#### [About this exercise]
Find the line with "Enumerate this screenshot's" in the data below. Repeat it and every line after it exactly, but not the pictures.

#### [Recorded information]
○ ○ ○ ○

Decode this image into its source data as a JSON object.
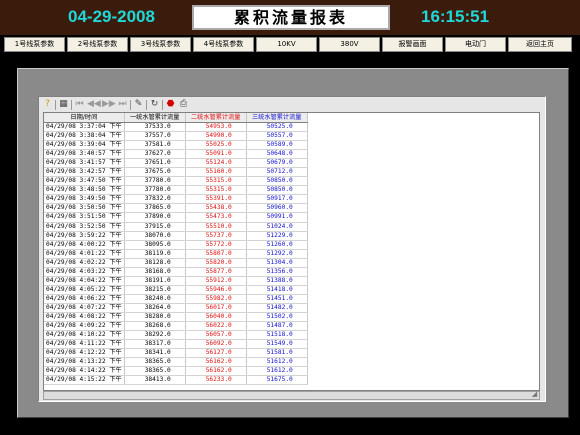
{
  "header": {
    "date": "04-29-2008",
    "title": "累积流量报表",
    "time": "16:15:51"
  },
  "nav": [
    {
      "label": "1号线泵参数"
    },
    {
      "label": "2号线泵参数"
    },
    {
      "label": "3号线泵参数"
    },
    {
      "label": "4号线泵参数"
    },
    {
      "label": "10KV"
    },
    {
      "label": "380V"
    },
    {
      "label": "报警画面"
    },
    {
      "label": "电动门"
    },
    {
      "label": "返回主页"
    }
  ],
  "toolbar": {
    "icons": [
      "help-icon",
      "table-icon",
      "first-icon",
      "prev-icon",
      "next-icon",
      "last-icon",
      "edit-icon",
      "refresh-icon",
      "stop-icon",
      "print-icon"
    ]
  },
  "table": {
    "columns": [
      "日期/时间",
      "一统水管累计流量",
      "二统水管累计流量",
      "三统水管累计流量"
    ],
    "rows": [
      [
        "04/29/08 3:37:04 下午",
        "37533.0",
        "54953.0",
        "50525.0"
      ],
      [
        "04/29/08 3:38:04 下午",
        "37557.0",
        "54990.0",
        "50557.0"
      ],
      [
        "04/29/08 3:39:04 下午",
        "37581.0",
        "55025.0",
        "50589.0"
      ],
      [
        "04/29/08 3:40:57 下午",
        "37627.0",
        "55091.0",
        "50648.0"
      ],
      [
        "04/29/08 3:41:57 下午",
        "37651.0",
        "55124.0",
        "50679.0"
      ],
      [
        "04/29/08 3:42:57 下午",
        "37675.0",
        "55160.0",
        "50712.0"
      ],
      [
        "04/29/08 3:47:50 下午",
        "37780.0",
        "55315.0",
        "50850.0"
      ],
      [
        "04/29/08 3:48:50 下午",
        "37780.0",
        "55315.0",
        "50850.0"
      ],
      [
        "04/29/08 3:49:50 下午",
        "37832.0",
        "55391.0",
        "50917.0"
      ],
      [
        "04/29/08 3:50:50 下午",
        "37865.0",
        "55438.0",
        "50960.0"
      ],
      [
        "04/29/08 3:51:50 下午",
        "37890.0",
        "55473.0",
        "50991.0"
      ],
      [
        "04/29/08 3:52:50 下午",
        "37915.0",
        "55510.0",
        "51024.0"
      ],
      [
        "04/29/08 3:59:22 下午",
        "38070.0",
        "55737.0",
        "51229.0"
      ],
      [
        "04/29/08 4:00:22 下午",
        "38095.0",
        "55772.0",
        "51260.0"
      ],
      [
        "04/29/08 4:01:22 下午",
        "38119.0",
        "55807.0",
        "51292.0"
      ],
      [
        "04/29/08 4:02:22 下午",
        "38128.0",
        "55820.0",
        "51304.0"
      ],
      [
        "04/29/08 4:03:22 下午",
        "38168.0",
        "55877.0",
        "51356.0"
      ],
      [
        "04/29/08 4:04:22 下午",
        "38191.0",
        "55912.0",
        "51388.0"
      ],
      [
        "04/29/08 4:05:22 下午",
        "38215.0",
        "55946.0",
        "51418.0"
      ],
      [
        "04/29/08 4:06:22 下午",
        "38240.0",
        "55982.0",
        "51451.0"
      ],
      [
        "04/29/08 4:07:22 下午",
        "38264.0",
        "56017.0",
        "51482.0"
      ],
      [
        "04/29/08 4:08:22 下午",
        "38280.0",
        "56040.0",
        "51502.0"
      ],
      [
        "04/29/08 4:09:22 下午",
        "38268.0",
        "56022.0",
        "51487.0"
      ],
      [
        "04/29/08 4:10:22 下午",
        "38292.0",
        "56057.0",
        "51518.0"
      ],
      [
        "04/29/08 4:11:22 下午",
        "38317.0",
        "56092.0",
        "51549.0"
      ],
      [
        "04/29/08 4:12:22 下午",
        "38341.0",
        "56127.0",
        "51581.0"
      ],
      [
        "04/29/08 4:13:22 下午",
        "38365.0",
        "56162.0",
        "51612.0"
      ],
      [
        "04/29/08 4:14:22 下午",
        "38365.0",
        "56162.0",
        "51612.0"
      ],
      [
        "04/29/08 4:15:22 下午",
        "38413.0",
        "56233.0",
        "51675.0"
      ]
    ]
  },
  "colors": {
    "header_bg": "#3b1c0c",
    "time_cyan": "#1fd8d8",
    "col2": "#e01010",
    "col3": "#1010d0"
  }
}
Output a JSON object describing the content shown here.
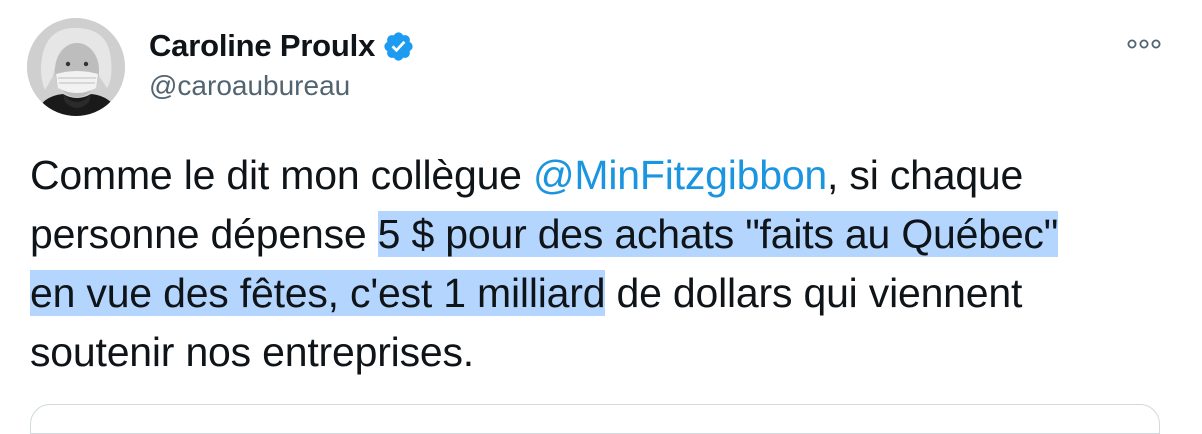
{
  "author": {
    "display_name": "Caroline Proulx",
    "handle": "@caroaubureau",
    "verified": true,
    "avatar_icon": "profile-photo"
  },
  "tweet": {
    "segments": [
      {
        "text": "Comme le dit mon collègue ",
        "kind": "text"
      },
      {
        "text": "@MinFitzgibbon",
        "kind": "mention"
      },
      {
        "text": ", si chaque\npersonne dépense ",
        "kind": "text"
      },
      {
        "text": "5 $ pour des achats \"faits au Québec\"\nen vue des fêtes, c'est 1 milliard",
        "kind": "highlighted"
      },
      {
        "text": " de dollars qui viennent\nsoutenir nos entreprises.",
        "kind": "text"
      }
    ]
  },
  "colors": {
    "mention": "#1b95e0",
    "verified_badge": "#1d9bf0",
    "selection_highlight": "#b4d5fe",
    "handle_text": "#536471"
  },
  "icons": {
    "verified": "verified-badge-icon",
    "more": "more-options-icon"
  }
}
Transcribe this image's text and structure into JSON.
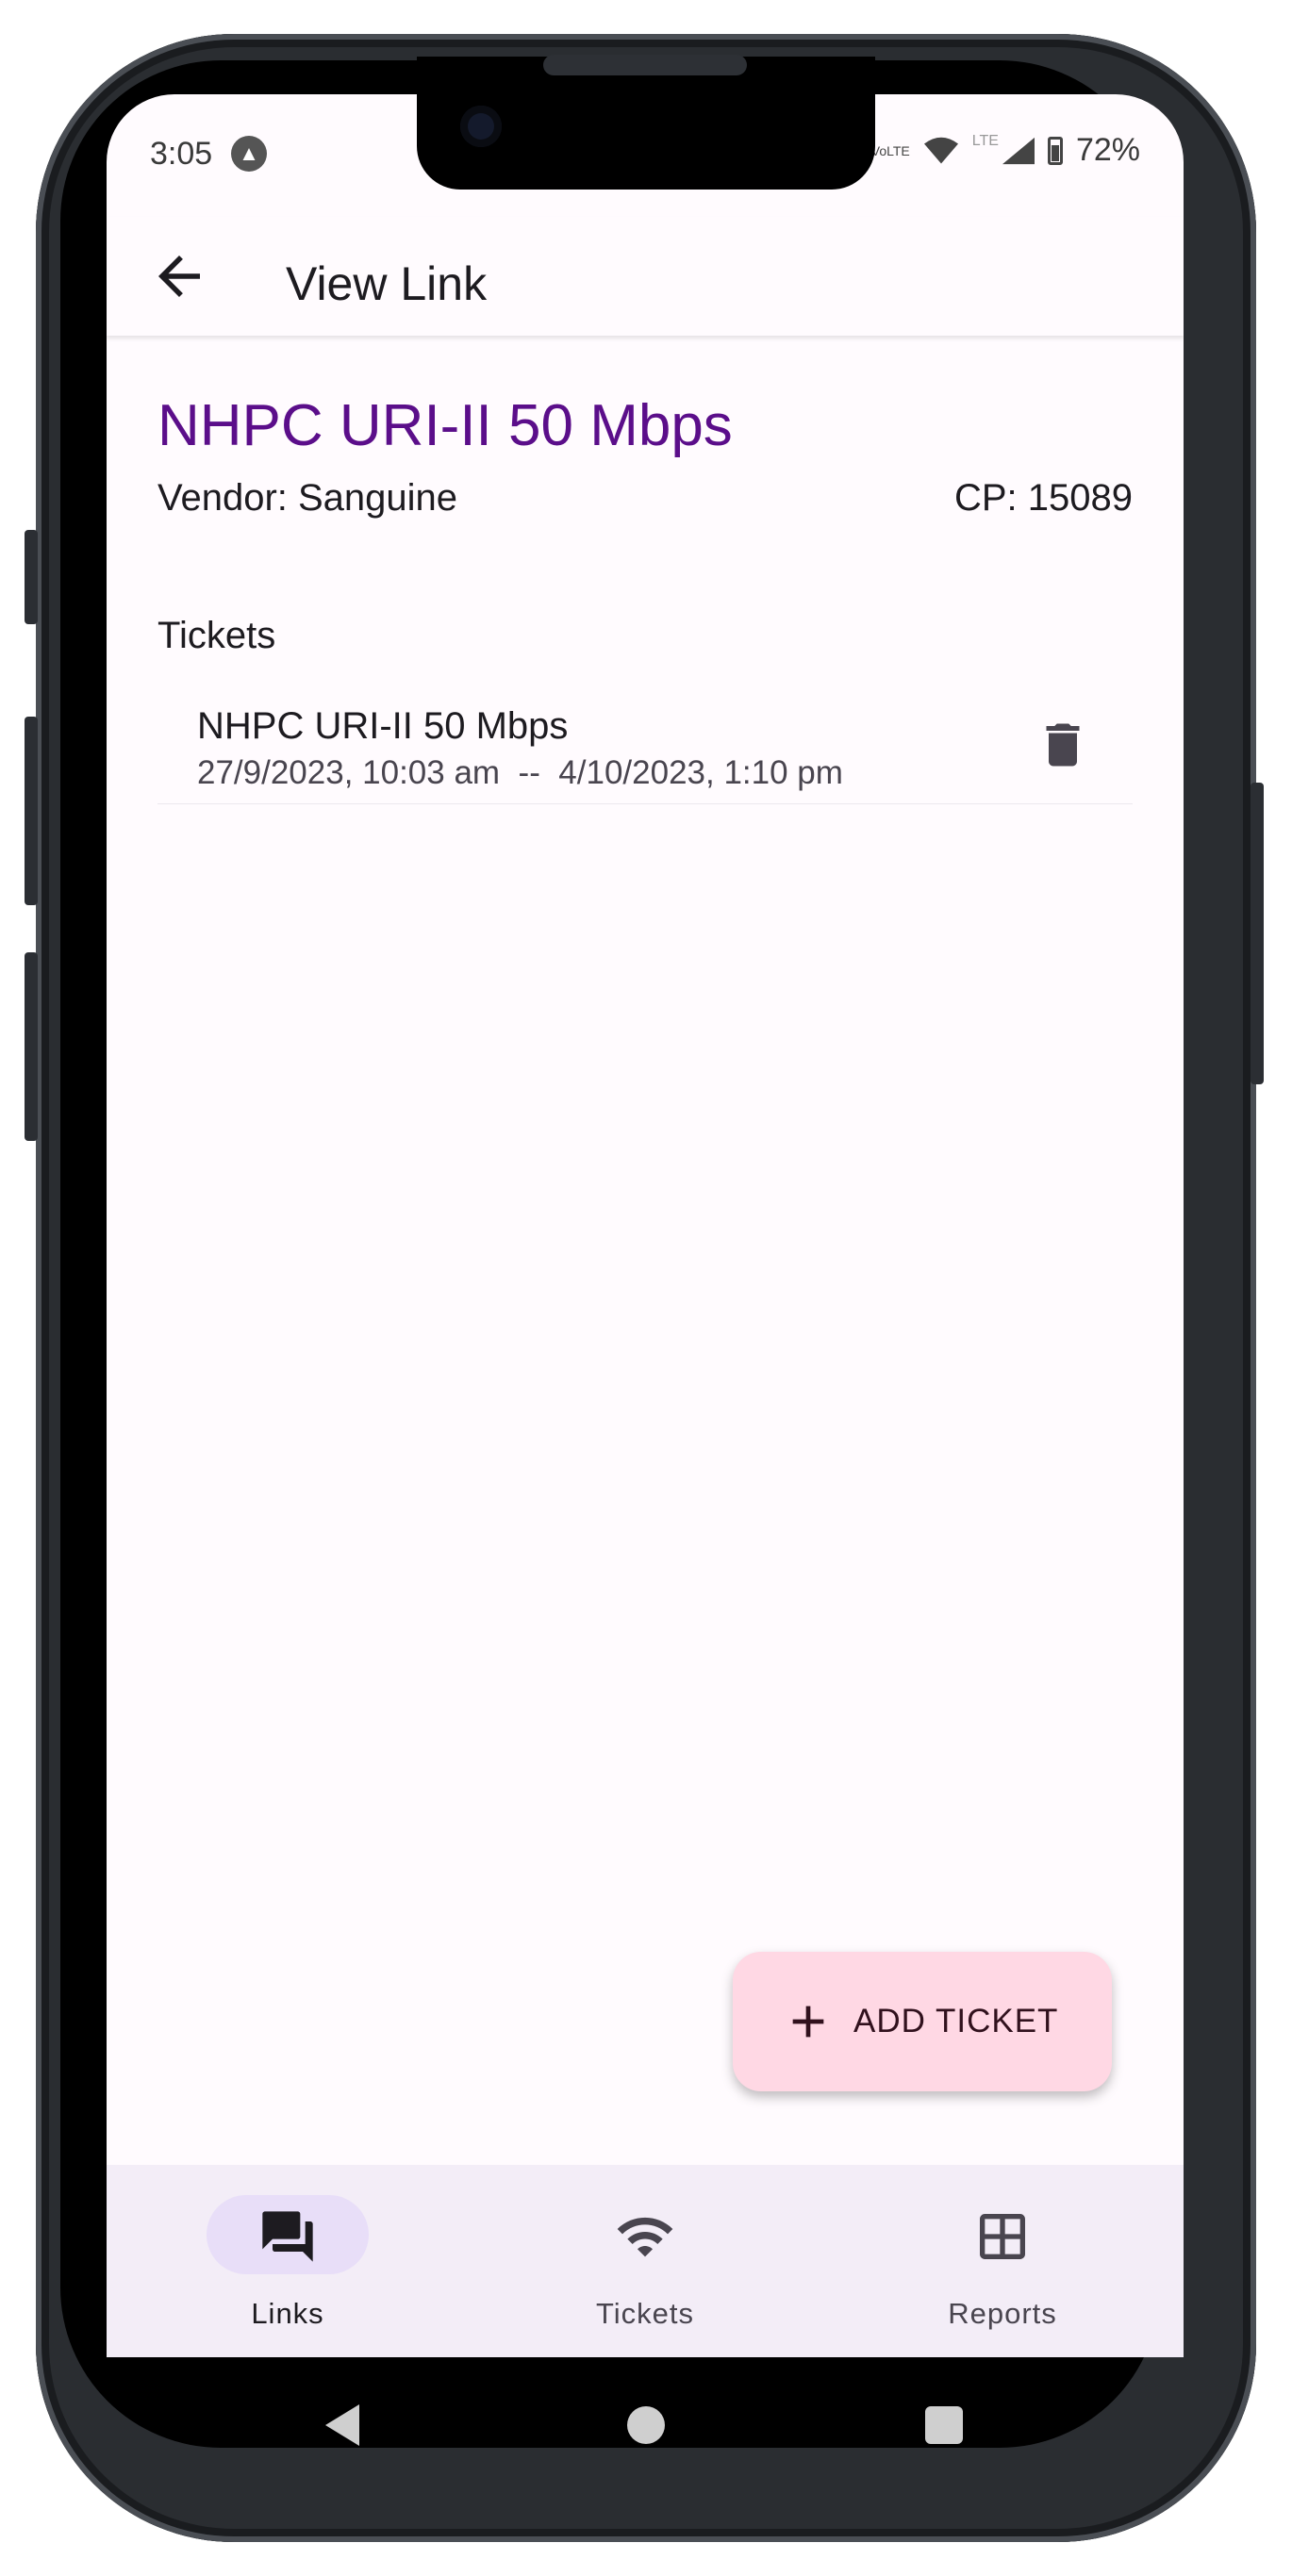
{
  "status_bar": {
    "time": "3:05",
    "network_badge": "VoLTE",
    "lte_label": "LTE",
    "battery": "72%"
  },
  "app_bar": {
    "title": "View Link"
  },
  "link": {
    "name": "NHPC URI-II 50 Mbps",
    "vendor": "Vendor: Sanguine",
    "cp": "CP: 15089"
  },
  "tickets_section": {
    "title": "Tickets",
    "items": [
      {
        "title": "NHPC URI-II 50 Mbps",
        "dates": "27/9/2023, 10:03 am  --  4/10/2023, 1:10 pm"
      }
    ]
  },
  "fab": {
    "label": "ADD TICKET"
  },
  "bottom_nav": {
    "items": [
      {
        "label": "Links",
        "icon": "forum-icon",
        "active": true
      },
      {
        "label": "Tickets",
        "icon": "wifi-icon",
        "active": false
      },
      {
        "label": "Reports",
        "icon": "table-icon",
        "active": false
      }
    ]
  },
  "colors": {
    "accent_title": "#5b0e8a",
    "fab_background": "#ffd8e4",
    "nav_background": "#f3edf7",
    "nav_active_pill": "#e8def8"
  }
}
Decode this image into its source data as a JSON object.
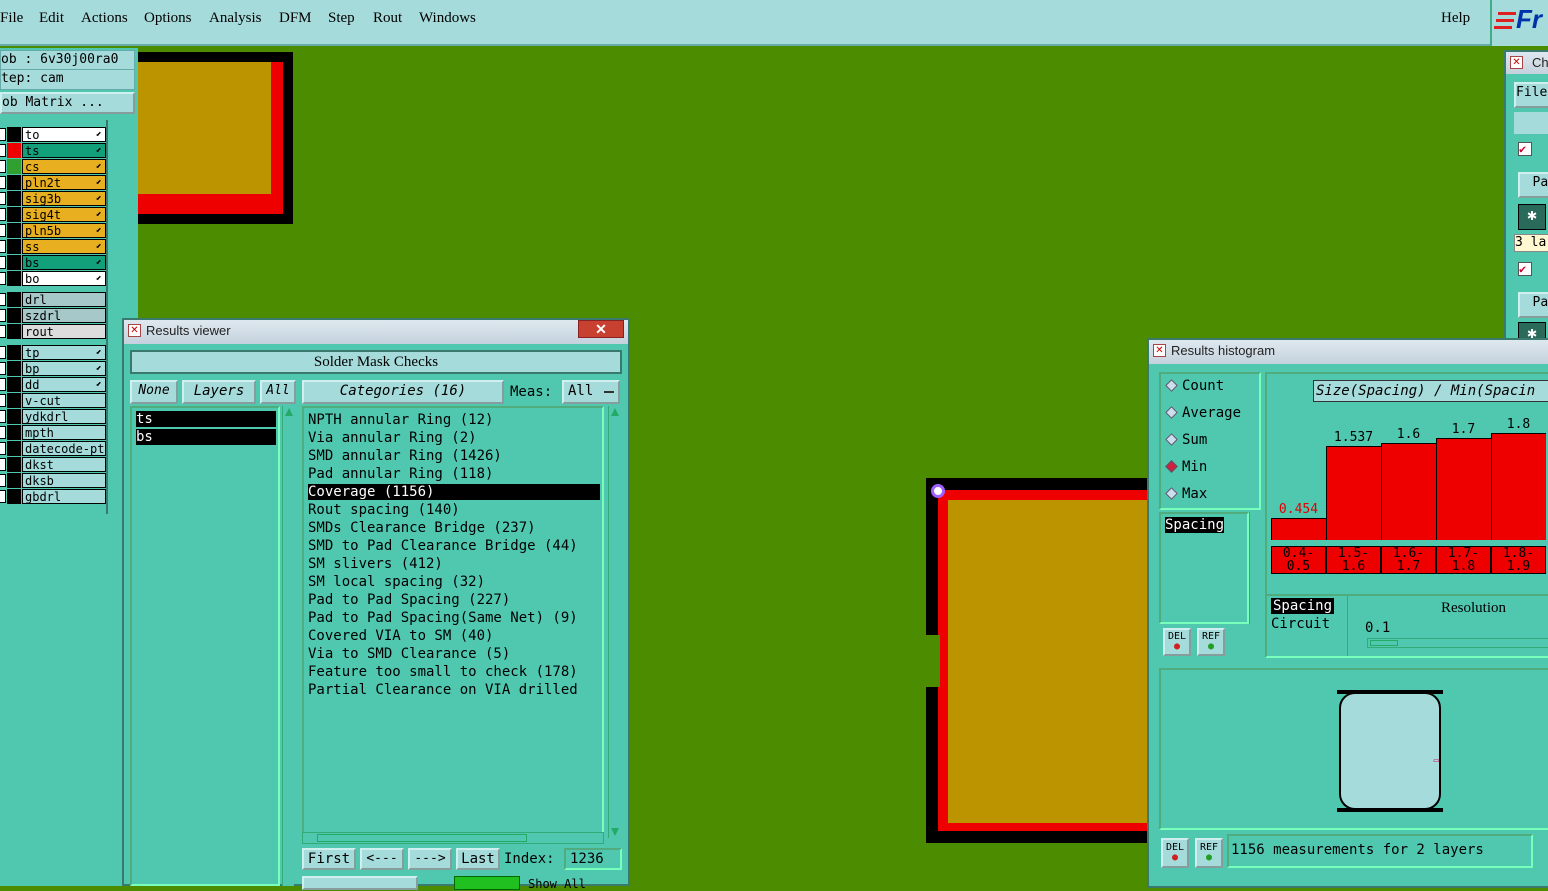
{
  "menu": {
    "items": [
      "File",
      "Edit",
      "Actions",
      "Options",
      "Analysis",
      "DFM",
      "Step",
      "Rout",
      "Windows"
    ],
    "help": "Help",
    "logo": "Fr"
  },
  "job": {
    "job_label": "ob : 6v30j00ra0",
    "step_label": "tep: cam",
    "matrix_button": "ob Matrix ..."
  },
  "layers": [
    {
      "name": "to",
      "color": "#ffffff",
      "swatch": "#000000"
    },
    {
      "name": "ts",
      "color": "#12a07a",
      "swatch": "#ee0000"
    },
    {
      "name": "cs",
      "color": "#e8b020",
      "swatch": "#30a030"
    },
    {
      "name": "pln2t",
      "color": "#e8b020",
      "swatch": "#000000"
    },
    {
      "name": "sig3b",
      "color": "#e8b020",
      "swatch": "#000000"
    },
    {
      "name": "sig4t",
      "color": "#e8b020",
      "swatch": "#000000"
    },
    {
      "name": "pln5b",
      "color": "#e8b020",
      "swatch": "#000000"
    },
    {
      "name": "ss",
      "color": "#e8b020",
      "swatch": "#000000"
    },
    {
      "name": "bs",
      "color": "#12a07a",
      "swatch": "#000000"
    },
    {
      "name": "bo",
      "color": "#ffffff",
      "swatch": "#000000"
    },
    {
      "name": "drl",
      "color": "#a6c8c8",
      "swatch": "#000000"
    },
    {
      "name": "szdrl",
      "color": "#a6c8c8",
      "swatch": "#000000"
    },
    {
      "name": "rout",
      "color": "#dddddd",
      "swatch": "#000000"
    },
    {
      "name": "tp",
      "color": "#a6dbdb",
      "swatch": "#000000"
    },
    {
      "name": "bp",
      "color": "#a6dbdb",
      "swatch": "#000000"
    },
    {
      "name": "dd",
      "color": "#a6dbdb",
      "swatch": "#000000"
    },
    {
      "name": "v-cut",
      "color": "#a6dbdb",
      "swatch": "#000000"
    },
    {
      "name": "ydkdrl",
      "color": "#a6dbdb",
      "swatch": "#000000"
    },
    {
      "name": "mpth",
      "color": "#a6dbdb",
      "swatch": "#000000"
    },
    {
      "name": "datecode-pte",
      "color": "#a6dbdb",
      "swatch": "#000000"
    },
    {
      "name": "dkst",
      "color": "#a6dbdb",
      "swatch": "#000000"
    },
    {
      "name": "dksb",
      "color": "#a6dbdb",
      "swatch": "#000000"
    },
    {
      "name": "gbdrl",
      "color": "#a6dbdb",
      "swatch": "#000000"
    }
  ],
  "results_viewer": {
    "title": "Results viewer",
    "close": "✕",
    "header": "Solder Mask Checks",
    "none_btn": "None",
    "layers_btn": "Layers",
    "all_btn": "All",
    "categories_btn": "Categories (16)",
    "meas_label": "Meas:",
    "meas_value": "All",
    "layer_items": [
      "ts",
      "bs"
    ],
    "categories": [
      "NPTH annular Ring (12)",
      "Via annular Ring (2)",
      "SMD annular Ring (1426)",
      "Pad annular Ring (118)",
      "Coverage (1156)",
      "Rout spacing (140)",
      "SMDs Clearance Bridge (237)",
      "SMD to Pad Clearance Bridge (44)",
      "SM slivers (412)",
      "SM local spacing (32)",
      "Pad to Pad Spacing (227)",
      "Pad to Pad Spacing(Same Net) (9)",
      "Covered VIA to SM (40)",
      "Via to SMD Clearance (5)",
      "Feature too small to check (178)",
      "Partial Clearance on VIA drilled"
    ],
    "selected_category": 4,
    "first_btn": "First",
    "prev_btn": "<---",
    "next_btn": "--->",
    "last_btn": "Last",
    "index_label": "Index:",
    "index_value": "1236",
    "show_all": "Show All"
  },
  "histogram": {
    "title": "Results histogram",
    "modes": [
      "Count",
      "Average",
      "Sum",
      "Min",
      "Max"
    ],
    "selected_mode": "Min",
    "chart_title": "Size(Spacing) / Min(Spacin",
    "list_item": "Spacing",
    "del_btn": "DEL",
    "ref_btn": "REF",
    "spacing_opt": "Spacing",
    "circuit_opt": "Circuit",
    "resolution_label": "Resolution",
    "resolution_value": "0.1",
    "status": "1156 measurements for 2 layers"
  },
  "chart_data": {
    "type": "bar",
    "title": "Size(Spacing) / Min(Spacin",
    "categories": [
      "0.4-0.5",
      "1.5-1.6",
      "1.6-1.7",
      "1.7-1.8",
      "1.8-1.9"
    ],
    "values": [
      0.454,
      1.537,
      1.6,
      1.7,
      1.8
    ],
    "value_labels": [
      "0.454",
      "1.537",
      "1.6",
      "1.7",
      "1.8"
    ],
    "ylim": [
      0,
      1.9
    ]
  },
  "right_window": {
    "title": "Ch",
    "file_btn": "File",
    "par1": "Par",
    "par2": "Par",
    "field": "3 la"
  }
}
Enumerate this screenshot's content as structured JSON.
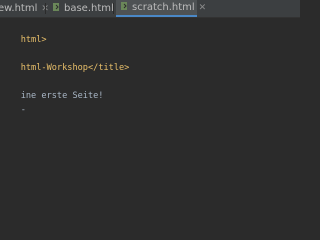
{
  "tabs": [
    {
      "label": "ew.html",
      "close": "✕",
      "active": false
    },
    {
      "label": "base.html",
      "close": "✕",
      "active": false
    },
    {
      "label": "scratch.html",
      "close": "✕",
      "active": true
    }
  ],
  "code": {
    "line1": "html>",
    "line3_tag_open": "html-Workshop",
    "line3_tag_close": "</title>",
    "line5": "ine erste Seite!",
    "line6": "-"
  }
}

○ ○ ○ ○

#### [Exercise solution]
Enumerate this screenshot's content as structured JSON.
{
  "tabs": [
    {
      "label": "ew.html",
      "close": "✕",
      "active": false
    },
    {
      "label": "base.html",
      "close": "✕",
      "active": false
    },
    {
      "label": "scratch.html",
      "close": "✕",
      "active": true
    }
  ],
  "code": {
    "line1": "html>",
    "line3_tag_open": "html-Workshop",
    "line3_tag_close": "</title>",
    "line5": "ine erste Seite!",
    "line6": "-"
  }
}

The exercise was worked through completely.